MHF Against HCBS Waiver Changes
Here is a blog post by Desiree Kameka, Director of Community Relations, at The Madison House Foundation.
The Madison House Foundation maintains that the proposed rule change for Home and Community Based Service (HCBS) waiver would limit choice, stunt innovative housing solutions which are more sustainable, and negate the right to person-centered planning which are key elements the proposal is striving toward. If this proposed language is adopted, it will not only be devastating to thousands of adults with autism, but will absolutely devastate each and every community as our national economy CAN NOT HANDLE this incoming wave of needed housing without creative community collaboration!
“Independent living, freedom and choice” was the focus of a report developed by a partnership between the Autistic Self Advocacy Network (ASAN) and other self-advocacy groups in support of the HCBS waiver revision proposal. It is imperative that the voices of those with disabilities are heard and they offered very important suggested policy guidelines, especially in the area of needed supports and agency relationship to client. Although their definition of community offered to the Center for Medicare & Medicaid Services (CMS) to define “home and community-based” settings will strip the choice of many who voluntarily choose to live in other types of communities.
People, including those with autism, are not a homogenous group. Personally, I choose to live in an intentional community with 17 others in the heart of Washington, DC where I can walk to my favorite restaurants/stores, take a bus to class, sit in the local park, and go dancing in a nearby dance studio. My mother, on the other hand, would be appalled if she were told she could choose any house, but it must be located in the DC-metro area. For her, living on a farm, working from home and spending time with her horses is her ideal. The structural location, geographic community, and nearby amenities are vastly different in both of our living arrangements; yet, it’s the people who love and live with us, not the place, that defines our home. Therefore, any language within the proposed amendments MUST NOT LIMIT choices of the diverse population who will be receiving its needed assistance by defining what a community is not. To force adults to live in a setting which cannot meet their specific autistic needs in a location which they do not prefer for the purpose of being “integrated” is ludicrous! Many typically-abled city dwellers can share the loneliness, isolation, and lack of belonging one can feel even when surrounded by people.

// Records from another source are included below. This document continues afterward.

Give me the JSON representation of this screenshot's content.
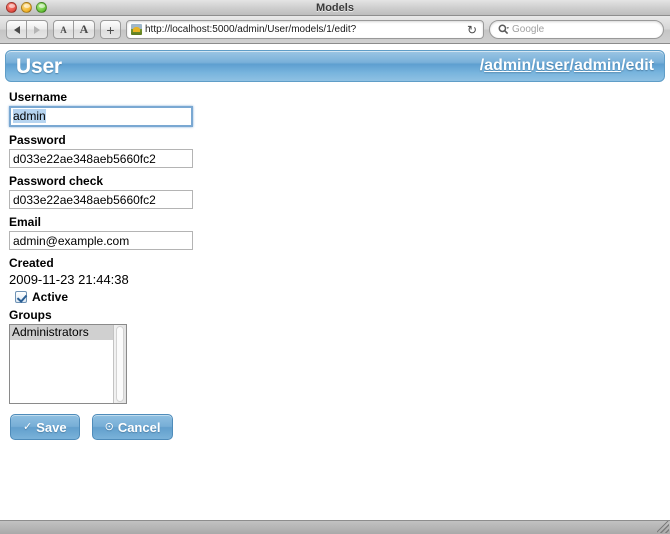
{
  "window": {
    "title": "Models",
    "controls": [
      {
        "name": "close",
        "color": "#e24b41"
      },
      {
        "name": "minimize",
        "color": "#f0b024"
      },
      {
        "name": "zoom",
        "color": "#62c134"
      }
    ]
  },
  "toolbar": {
    "back_label": "◀",
    "forward_label": "▶",
    "text_smaller_label": "A",
    "text_bigger_label": "A",
    "add_label": "+",
    "url": "http://localhost:5000/admin/User/models/1/edit?",
    "reload_label": "↻",
    "search_placeholder": "Google",
    "search_value": ""
  },
  "page_header": {
    "title": "User",
    "breadcrumb": {
      "parts": [
        {
          "sep": "/",
          "label": "admin",
          "link": true
        },
        {
          "sep": "/",
          "label": "user",
          "link": true
        },
        {
          "sep": "/",
          "label": "admin",
          "link": true
        },
        {
          "sep": "/",
          "label": "edit",
          "link": false
        }
      ]
    }
  },
  "form": {
    "username": {
      "label": "Username",
      "value": "admin",
      "focused": true,
      "selected": true
    },
    "password": {
      "label": "Password",
      "value": "d033e22ae348aeb5660fc2"
    },
    "password_check": {
      "label": "Password check",
      "value": "d033e22ae348aeb5660fc2"
    },
    "email": {
      "label": "Email",
      "value": "admin@example.com"
    },
    "created": {
      "label": "Created",
      "value": "2009-11-23 21:44:38"
    },
    "active": {
      "label": "Active",
      "checked": true
    },
    "groups": {
      "label": "Groups",
      "options": [
        "Administrators"
      ],
      "selected": "Administrators"
    }
  },
  "actions": {
    "save": {
      "label": "Save",
      "glyph": "✓"
    },
    "cancel": {
      "label": "Cancel",
      "glyph": "⊙"
    }
  },
  "colors": {
    "accent_blue": "#77aed6",
    "header_blue": "#79b0d9",
    "selection_blue": "#b6d4f0",
    "list_selection_gray": "#d0d0d0"
  }
}
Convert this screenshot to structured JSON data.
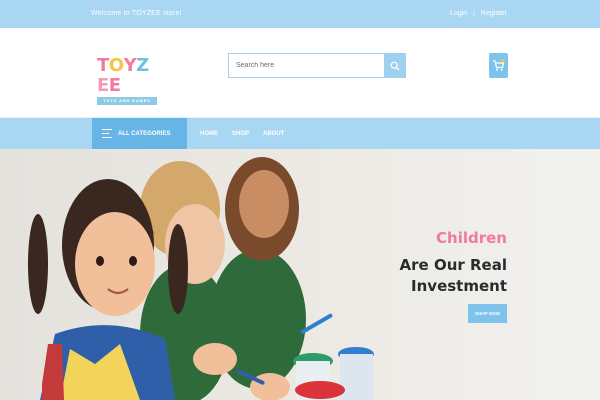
{
  "topbar": {
    "welcome": "Welcome to TOYZEE store!",
    "login": "Login",
    "separator": "|",
    "register": "Register"
  },
  "header": {
    "logo_letters": [
      "T",
      "O",
      "Y",
      "Z",
      "E",
      "E"
    ],
    "logo_tagline": "TOYS AND GAMES",
    "search_placeholder": "Search here",
    "search_value": "",
    "search_icon": "search-icon",
    "cart_icon": "cart-icon"
  },
  "nav": {
    "all_categories": "ALL CATEGORIES",
    "links": [
      "HOME",
      "SHOP",
      "ABOUT"
    ]
  },
  "hero": {
    "headline_accent": "Children",
    "headline_line1": "Are Our Real",
    "headline_line2": "Investment",
    "cta": "SHOP NOW"
  },
  "colors": {
    "topbar": "#a9d6f2",
    "accent_blue": "#7ec3ec",
    "category_blue": "#67b5e6",
    "pink": "#f27aa0",
    "logo_colors": [
      "#f27aa0",
      "#f6c343",
      "#f27aa0",
      "#6cc0e5",
      "#f59bb7",
      "#f27aa0"
    ]
  }
}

All can agree that the atrocities of institutionalization must never be repeated, but the NY Times study in March 2011 exposed institutional-like abuses, not done in a large congregate care facilities, but hidden under our noses in urban and suburban group homes with less than 6 residents. One cannot even begin to imagine “community” in the midst of physical, spiritual, and financial abuse. With the advances in affordable security technology, education on self-determination, and person-centered philosophies, the fact that this kind of abuse still occurs is a slap in the face of humanity. If the CMS seriously desires to set standards and expectations of service providers, major initiatives of accountability, continuing education, and incentives of Direct Care Providers are needed!
Thus, the definition of “community” should not in any way be tied to physical size, number of residents, or geographic access to public amenities in unrealistic hopes to avoid institutional-like abuses. Community is synonymous with relationships, and relationships are found between the hearts of those who live, work, and play together. If the CMS desires to identify home and community-based settings, they must evaluate people, not places.
Gene Bensinger reflects on the proposed change here.